In response to a potential disclaimer of interest by the PA the NHL made multiple legal filings Friday in attempt to have the lockout preemptively declared legal in U.S. courts.
For weeks now the possibility of the NHLPA filing a "disclaimer of interest" in decertifying their union and taking the fight to anti-trust cases in U.S. court rooms has been looming.
The mere suggestion of formally voting on the beginnings of such actions was enough to prompt the NHL to respond with a multitude of seemingly pre-prepared legal actions Friday afternoon, including a class action law suit "seeking a declaration confirming the ongoing legality of the lockout" and an "unfair labor practice charge."
The filing by the NHL was made in a New York court said to be "sympathetic toward management" in cases of labor negotiations.

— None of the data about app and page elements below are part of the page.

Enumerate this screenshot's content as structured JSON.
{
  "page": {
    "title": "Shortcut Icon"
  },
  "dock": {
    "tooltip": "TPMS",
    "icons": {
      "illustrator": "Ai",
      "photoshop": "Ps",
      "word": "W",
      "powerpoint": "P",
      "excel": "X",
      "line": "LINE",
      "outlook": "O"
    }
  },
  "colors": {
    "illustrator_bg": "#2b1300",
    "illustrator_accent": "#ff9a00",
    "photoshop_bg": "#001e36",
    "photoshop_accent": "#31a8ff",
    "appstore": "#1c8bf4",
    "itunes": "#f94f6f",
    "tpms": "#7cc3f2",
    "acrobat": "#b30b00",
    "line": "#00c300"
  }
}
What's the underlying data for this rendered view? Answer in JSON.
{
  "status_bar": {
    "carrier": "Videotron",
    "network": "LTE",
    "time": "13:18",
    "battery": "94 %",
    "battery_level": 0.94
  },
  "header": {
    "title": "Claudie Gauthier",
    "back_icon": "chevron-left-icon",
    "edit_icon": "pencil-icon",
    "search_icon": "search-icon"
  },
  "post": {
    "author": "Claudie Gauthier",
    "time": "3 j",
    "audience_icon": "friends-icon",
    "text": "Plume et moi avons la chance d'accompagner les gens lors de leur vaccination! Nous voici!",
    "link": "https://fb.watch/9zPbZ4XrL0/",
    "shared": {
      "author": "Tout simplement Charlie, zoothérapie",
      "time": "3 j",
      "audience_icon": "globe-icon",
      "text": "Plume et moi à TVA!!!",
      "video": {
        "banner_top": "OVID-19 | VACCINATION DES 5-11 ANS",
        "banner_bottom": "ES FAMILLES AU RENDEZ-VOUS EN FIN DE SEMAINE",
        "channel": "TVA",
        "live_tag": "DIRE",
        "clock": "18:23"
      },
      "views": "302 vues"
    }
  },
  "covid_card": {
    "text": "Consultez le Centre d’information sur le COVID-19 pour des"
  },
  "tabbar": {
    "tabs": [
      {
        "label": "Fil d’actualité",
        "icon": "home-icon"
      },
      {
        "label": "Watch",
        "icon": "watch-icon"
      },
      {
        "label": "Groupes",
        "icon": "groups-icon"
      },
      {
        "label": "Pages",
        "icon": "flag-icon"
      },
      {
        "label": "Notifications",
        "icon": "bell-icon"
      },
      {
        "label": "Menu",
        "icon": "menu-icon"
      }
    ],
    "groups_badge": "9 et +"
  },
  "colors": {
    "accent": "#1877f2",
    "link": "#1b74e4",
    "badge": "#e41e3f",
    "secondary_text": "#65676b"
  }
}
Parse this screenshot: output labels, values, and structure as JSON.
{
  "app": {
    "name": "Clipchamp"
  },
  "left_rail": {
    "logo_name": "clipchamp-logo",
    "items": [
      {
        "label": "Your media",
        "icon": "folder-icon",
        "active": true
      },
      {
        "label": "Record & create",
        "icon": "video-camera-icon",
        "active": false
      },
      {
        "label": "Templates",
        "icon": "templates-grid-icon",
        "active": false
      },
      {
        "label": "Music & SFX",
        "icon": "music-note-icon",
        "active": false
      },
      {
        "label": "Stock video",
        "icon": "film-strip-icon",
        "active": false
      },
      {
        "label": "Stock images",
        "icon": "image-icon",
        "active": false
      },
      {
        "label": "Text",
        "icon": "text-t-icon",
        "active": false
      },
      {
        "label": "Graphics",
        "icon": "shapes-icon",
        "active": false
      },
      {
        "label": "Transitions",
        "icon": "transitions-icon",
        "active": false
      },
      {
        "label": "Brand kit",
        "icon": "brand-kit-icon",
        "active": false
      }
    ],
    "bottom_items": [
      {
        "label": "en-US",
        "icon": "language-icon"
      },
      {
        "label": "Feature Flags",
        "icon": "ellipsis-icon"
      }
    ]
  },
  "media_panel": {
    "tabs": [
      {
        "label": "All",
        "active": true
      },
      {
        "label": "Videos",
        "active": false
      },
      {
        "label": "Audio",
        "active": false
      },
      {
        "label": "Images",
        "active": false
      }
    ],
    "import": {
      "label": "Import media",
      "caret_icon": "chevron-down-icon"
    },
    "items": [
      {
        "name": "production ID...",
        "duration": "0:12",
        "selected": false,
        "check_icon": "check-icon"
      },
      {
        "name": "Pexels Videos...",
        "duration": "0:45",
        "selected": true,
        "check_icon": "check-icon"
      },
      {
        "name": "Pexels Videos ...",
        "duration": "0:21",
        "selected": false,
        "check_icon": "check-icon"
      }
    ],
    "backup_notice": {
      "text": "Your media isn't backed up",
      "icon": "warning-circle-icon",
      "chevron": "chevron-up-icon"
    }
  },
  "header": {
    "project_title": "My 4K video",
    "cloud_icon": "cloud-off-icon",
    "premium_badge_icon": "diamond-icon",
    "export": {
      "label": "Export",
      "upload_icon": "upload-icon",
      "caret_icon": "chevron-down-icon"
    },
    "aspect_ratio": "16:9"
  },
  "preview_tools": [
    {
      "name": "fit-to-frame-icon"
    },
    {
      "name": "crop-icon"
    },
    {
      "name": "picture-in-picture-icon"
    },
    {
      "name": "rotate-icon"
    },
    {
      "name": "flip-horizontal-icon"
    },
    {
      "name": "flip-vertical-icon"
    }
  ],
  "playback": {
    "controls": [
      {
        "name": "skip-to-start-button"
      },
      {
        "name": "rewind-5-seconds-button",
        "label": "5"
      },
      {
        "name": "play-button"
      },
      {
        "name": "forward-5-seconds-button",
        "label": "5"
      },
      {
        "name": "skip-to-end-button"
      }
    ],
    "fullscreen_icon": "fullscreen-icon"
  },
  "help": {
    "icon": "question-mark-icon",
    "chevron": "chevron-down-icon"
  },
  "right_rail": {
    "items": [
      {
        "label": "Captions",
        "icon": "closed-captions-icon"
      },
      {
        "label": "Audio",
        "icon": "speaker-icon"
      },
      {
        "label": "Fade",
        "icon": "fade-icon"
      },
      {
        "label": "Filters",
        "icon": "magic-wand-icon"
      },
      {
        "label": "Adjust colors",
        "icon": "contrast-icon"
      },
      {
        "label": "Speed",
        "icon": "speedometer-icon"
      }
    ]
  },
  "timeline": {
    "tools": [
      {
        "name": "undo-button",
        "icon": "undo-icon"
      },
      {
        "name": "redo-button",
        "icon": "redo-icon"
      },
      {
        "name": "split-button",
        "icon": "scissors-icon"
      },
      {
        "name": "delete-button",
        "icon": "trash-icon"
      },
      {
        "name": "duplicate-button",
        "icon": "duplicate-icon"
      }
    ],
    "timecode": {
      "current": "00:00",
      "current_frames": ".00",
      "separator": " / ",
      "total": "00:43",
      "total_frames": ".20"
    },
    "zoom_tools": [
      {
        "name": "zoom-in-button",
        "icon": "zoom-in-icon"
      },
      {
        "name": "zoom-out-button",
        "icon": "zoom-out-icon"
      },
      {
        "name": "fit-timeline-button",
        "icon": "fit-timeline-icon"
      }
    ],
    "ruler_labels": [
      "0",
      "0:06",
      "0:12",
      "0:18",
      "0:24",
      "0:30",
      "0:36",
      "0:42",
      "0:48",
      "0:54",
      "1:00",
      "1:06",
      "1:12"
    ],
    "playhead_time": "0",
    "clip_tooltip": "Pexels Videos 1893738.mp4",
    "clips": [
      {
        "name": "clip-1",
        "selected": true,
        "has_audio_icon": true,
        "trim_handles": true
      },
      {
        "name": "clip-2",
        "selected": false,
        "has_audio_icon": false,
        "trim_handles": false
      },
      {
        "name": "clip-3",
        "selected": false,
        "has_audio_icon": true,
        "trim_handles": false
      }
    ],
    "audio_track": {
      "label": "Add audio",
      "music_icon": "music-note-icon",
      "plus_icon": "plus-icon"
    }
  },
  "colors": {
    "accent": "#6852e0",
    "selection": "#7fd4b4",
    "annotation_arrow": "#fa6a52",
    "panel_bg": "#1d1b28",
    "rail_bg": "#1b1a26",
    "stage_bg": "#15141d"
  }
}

"The Union has threatened to pursue this course not because it is defunct or otherwise incapable of representing NHL players for purposes of collective bargaining," says the complaint document, "nor because NHL players are dissatisfied with the representation they have been provided by the NHLPA."
You can read the court documents here, via the Globe and Mail (PDF).
Basically the union is angling to potentially argue that the league has not negotiated in good faith. The league, likewise, has taken these newest steps to show that the players are attempting to use the legal system to circumvent the collective bargaining process.
The lead negotiator for the NBPA last year thinks the players are taking the right course of action, following in the NBA players foot steps as far as pursuing decertification...
"I think this is much more likely to lead to a settlement sooner," Kessler told the Winnipeg Free Press. "The players have concluded that they are on the verge of possibly deciding that it is better not to be a union and using the anti-trust laws to attack the lockout, which all fans should be happy with because it'll work."
That's a bold prediction.
The NBA players disclaimed interest in decertification last year and had a deal within two weeks. Conventional thinking suggests the NHL is trying to salvage a 48 game season. A similar time line could indeed be followed were that the case.
In court documents, NHL says NHLPA is conducting a four-day vote which would allow executive board to disband union until Jan. 2.— Chris Johnston (@reporterchris) December 15, 2012
Is this just another part of the script?
Are things happening organically now (have they ever been?), or has there been a long list of events to be ticked off along the way on the path to a true "drop dead" date, supposed by most to be about mid-January?
If that's the case then kicking the can further down the road, no matter the specific development, might be a good thing. If these legal threats on either side are part of getting to the truly substantive 11th hour then many fans might say "so be it."
The NFL and NBA players disclaimed interest (neither actually decertified their unions) much earlier in the process. Some feel the NHLPA should have done likewise to move things along. That they've waited this long could play to their favor in a real legal battle, claiming that they waited until the last possible second.
The bottom line today is that the league has taken legal action against something that hasn't happened yet in an attempt to show that it will not be scared into any actual bargaining.
You've heard this before. Many times.
Most think it's posturing, but with lead negotiators on either side acting irrationally throughout, anything is possible. Cynicism among NHL fans and media is at an all time high. A protracted legal fight would put interest in the league at an all time low.